DUBNER: Let just ask you, we’re sitting here in a radio studio in downtown New York with kind of mucus-colored sound padding, and artificial light. There’s basically nothing good about this space, there’s no air, there’s nothing. But--
DIMARCO: It’s soulless.
DUBNER: But transport me for a minute. So tell me Brian, the room that you would like to be sitting in right now, and the food that you’d like to be eating right now, and most of all what the wine is with that food, what that wine tastes like to you.
DIMARCO: I think a crisp sancerre would be perfect right now with some sort of croque monsieur, and maybe a salad with a little vinaigrette would be kind of perfect. Not too decadent, but definitely has its place. And maybe have a backup bottle on ice.
DUBNER: Has your table got room for another guy there?
DIMARCO: You’re sitting with me right now. This pressed, the wood table, I think it can hold an ice bucket, I’m pretty confident.
ANNOUNCER: Freakonomics Radio is produced by WNYC, American Public Media and Dubner Productions. Our producers include Andrew Gartrell, whose taste guided this podcast, and Suzie Lechtenberg, who views life as a blind tasting. This podcast is mixed by David Herman, who never touches the stuff. Our executive producer is Collin Campbell. Subscribe to this podcast on iTunes and you’ll get the next episode in your sleep. You can find more audio at FreakonomicsRadio.com.
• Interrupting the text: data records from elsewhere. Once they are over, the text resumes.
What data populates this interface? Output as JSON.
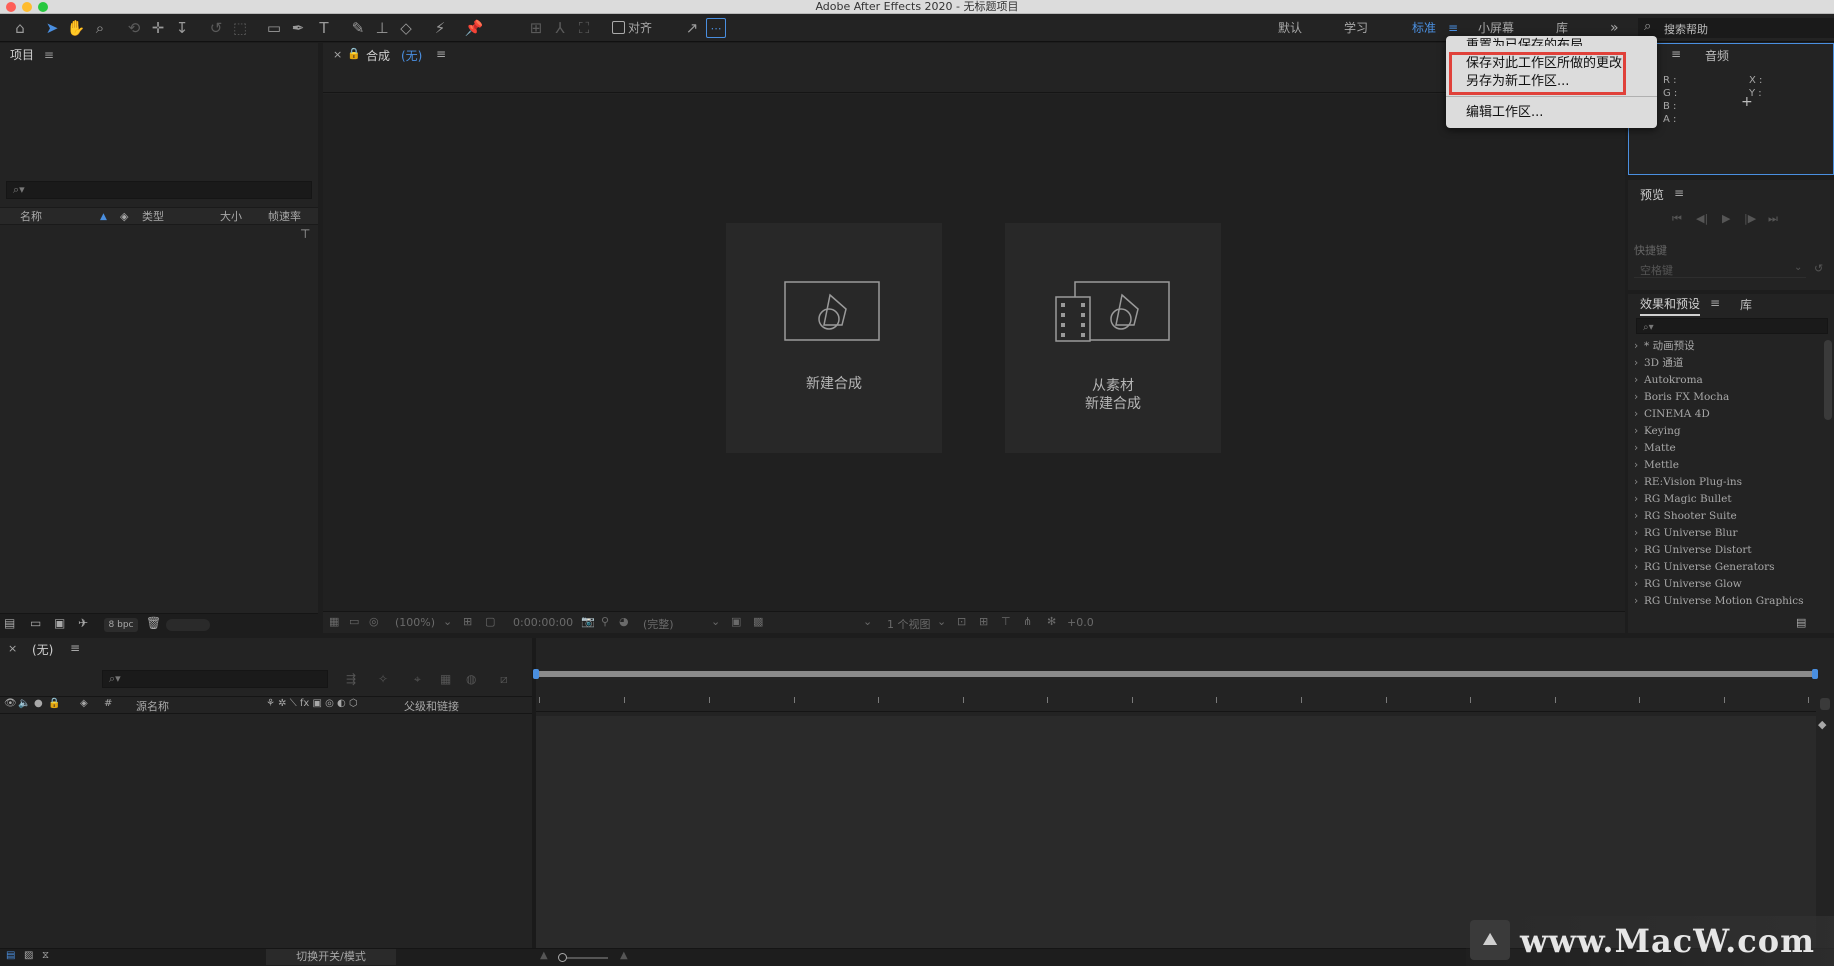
{
  "app": {
    "window_title": "Adobe After Effects 2020 - 无标题项目"
  },
  "toolbar": {
    "tools": [
      "home-icon",
      "selection-tool-icon",
      "hand-tool-icon",
      "zoom-tool-icon",
      "orbit-camera-icon",
      "pan-camera-icon",
      "dolly-camera-icon",
      "rotation-tool-icon",
      "anchor-point-tool-icon",
      "rectangle-tool-icon",
      "pen-tool-icon",
      "type-tool-icon",
      "brush-tool-icon",
      "clone-stamp-icon",
      "eraser-icon",
      "roto-brush-icon",
      "puppet-pin-icon"
    ],
    "align_label": "对齐"
  },
  "workspaces": {
    "tabs": [
      "默认",
      "学习",
      "标准",
      "小屏幕",
      "库"
    ],
    "active": "标准",
    "more_label": "»",
    "search_placeholder": "搜索帮助"
  },
  "workspace_menu": {
    "items": [
      "重置为已保存的布局",
      "保存对此工作区所做的更改",
      "另存为新工作区...",
      "编辑工作区..."
    ]
  },
  "project_panel": {
    "title": "项目",
    "columns": [
      "名称",
      "类型",
      "大小",
      "帧速率"
    ],
    "bpc_label": "8 bpc"
  },
  "composition_panel": {
    "title": "合成",
    "comp_name": "(无)",
    "new_comp_label": "新建合成",
    "from_footage_line1": "从素材",
    "from_footage_line2": "新建合成",
    "zoom_value": "(100%)",
    "timecode": "0:00:00:00",
    "resolution": "(完整)",
    "views": "1 个视图",
    "exposure": "+0.0"
  },
  "info_panel": {
    "audio_tab": "音频",
    "r_label": "R :",
    "g_label": "G :",
    "b_label": "B :",
    "a_label": "A :",
    "x_label": "X :",
    "y_label": "Y :"
  },
  "preview_panel": {
    "title": "预览",
    "shortcut_label": "快捷键",
    "shortcut_value": "空格键"
  },
  "effects_panel": {
    "title": "效果和预设",
    "library_tab": "库",
    "items": [
      "* 动画预设",
      "3D 通道",
      "Autokroma",
      "Boris FX Mocha",
      "CINEMA 4D",
      "Keying",
      "Matte",
      "Mettle",
      "RE:Vision Plug-ins",
      "RG Magic Bullet",
      "RG Shooter Suite",
      "RG Universe Blur",
      "RG Universe Distort",
      "RG Universe Generators",
      "RG Universe Glow",
      "RG Universe Motion Graphics"
    ]
  },
  "timeline": {
    "comp_name": "(无)",
    "source_name_col": "源名称",
    "parent_col": "父级和链接",
    "toggle_label": "切换开关/模式"
  },
  "watermark": "www.MacW.com",
  "colors": {
    "accent": "#4a8fe0",
    "highlight_box": "#e0413a",
    "panel_bg": "#232323"
  }
}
And, as always, if you want to read more about the hidden side of everything, go to Freakonomics.com.